Website and app data records:
=-=-=
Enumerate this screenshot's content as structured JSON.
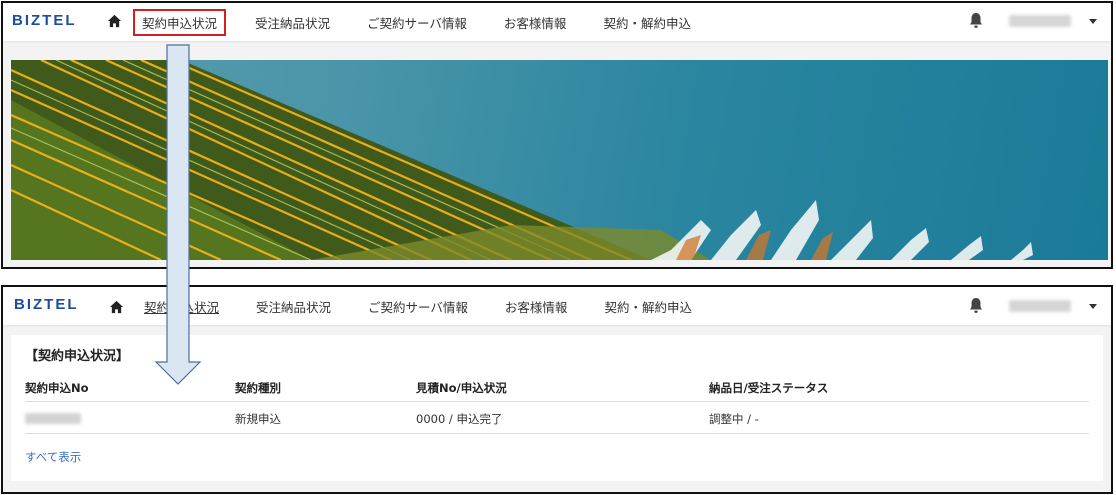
{
  "top_screen": {
    "logo": "BIZTEL",
    "nav": [
      {
        "label": "契約申込状況"
      },
      {
        "label": "受注納品状況"
      },
      {
        "label": "ご契約サーバ情報"
      },
      {
        "label": "お客様情報"
      },
      {
        "label": "契約・解約申込"
      }
    ],
    "user_menu": {
      "name_blurred": true
    }
  },
  "bottom_screen": {
    "logo": "BIZTEL",
    "nav": [
      {
        "label": "契約申込状況"
      },
      {
        "label": "受注納品状況"
      },
      {
        "label": "ご契約サーバ情報"
      },
      {
        "label": "お客様情報"
      },
      {
        "label": "契約・解約申込"
      }
    ],
    "section_title": "【契約申込状況】",
    "table": {
      "headers": [
        "契約申込No",
        "契約種別",
        "見積No/申込状況",
        "納品日/受注ステータス"
      ],
      "rows": [
        {
          "contract_no_blurred": true,
          "type": "新規申込",
          "quote_status": "0000 / 申込完了",
          "delivery_status": "調整中 / -"
        }
      ]
    },
    "show_all": "すべて表示"
  },
  "colors": {
    "brand": "#1f4c9c",
    "highlight_border": "#d21f1f",
    "link": "#3b6fc9",
    "arrow_fill": "#dbe6f3",
    "arrow_stroke": "#4a6fa0"
  },
  "icons": [
    "home-icon",
    "bell-icon",
    "caret-down-icon",
    "down-arrow-callout"
  ]
}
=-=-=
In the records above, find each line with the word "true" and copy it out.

      "name_blurred": true
          "contract_no_blurred": true,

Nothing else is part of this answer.